Monday, October 10, 2016
Haddon paid out $16,000 to 73-year-old who claimed that police attacked him after he complained about officer's "leisurely" issuance of a summons.
In his lawsuit, John Saponara, a 73-year-old auto repair shop owner, said that on March 22, 2013 Haddon police officer Diaz Camacho detained him in the parking lot of a business named the Tire Corral for failure to have a license plate on his vehicle. Saponara claimed that he had told Camacho that he was at the Tire Corral to buy tires for a car he was repairing at his own shop and was under "business related time constraints." Despite his hurry, Saponara claimed that Camacho made him "wait in his car for an unreasonable period of time . . . while she leisurely prepared the summonses." Saponara said that Camacho intentionally made him wait because she was miffed that he did not immediately comply with her order to sit in his car.
After Camacho handed him two summonses, Saponara said that he exited his car so that he could go to Tire Corral to conduct his business. While getting out of his car, Saponara said that he told Camacho that he was not pleased with how she treated him. He said that he didn't threaten Camacho--he only conveyed to her "an expression of his frustration and disapproval." A second officer, Joseph Talucci, who was standing nearby, ordered Saponara back into his car and then both officers allegedly tackled him when he didn't immediately comply. He said that Camacho drove her knee into her back while he was on the ground and that he suffered bruises and abrasions while being handcuffed. He said that he was charged with Disorderly Conduct but was later acquitted in municipal court.
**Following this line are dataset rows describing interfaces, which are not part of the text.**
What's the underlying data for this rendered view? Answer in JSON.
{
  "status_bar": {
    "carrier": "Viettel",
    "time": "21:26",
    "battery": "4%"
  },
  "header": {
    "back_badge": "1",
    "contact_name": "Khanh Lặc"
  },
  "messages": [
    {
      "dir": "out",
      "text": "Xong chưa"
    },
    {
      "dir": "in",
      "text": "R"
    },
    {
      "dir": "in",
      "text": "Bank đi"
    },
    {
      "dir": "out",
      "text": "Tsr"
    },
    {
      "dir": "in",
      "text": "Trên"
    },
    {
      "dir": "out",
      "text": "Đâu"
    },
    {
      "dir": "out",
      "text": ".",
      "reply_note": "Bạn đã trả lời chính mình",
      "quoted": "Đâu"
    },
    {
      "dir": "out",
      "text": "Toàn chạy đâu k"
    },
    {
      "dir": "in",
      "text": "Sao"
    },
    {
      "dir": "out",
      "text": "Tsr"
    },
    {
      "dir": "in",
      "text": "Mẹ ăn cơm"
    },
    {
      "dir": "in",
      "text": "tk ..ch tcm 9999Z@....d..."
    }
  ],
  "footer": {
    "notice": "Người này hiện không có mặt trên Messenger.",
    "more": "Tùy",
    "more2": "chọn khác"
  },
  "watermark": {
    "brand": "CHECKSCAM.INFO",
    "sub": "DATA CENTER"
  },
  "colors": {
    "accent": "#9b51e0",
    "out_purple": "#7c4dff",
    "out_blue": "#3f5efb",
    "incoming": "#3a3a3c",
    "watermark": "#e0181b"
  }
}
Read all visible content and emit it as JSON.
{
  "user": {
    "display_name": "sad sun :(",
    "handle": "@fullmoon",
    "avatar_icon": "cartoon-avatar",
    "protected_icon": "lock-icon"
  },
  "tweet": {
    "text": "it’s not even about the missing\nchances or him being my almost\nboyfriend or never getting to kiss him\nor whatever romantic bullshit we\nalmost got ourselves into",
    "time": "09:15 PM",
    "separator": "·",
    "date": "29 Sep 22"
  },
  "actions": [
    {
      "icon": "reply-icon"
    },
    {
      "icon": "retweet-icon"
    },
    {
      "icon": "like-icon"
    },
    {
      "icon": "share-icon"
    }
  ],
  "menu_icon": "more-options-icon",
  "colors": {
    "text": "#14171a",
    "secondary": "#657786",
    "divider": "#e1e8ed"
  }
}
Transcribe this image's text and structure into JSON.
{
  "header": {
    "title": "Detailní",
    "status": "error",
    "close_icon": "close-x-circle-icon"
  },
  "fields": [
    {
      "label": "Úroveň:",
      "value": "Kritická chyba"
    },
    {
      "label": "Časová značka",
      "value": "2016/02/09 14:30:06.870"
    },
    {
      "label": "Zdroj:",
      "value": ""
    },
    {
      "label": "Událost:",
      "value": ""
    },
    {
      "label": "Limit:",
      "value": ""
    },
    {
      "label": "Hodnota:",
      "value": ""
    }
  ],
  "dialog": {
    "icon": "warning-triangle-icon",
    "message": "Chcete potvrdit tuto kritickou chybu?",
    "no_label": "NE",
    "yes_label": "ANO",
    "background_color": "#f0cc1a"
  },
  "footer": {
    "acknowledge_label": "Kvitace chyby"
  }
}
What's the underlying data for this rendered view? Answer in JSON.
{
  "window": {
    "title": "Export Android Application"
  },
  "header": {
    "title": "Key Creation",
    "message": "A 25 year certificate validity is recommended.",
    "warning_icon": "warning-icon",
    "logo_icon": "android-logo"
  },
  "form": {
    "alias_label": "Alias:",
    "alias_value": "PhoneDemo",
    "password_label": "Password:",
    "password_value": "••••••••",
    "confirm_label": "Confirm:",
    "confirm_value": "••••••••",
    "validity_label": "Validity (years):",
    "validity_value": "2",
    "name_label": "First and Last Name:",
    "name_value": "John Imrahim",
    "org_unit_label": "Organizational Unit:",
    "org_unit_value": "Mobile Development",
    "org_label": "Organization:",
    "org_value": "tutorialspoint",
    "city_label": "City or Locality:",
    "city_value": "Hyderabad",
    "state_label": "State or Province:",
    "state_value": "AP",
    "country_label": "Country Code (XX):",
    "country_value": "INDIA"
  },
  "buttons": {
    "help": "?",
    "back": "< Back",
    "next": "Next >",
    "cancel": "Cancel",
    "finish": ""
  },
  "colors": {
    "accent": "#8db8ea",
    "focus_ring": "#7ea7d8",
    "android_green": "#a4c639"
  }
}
The case is captioned Saponara v. Township of Haddon, et al, Superior Court Docket No. CAM-L-997-15 and Saponara's attorney was Gregg A. Shivers of Cherry Hill. Case documents are on-line here.
None of lawsuit's allegations have been proven or disproven in court. Settlement agreements typically state that payment does not constitute an admission of wrongdoing by any of the defendants. All that is known for sure is that Haddon or its insurer, for whatever reason, decided that it would rather pay Saponara $16,000 than take the matter to trial. Perhaps the defendants' decision was done to save further legal expense and the costs of trying what were in fact exaggerated or meritless claims. Or, perhaps the claims were true and the defendants wanted to avoid being embarrassed at trial. This is the problem when cases resolve before trial--it is impossible to know the truth of what really happened.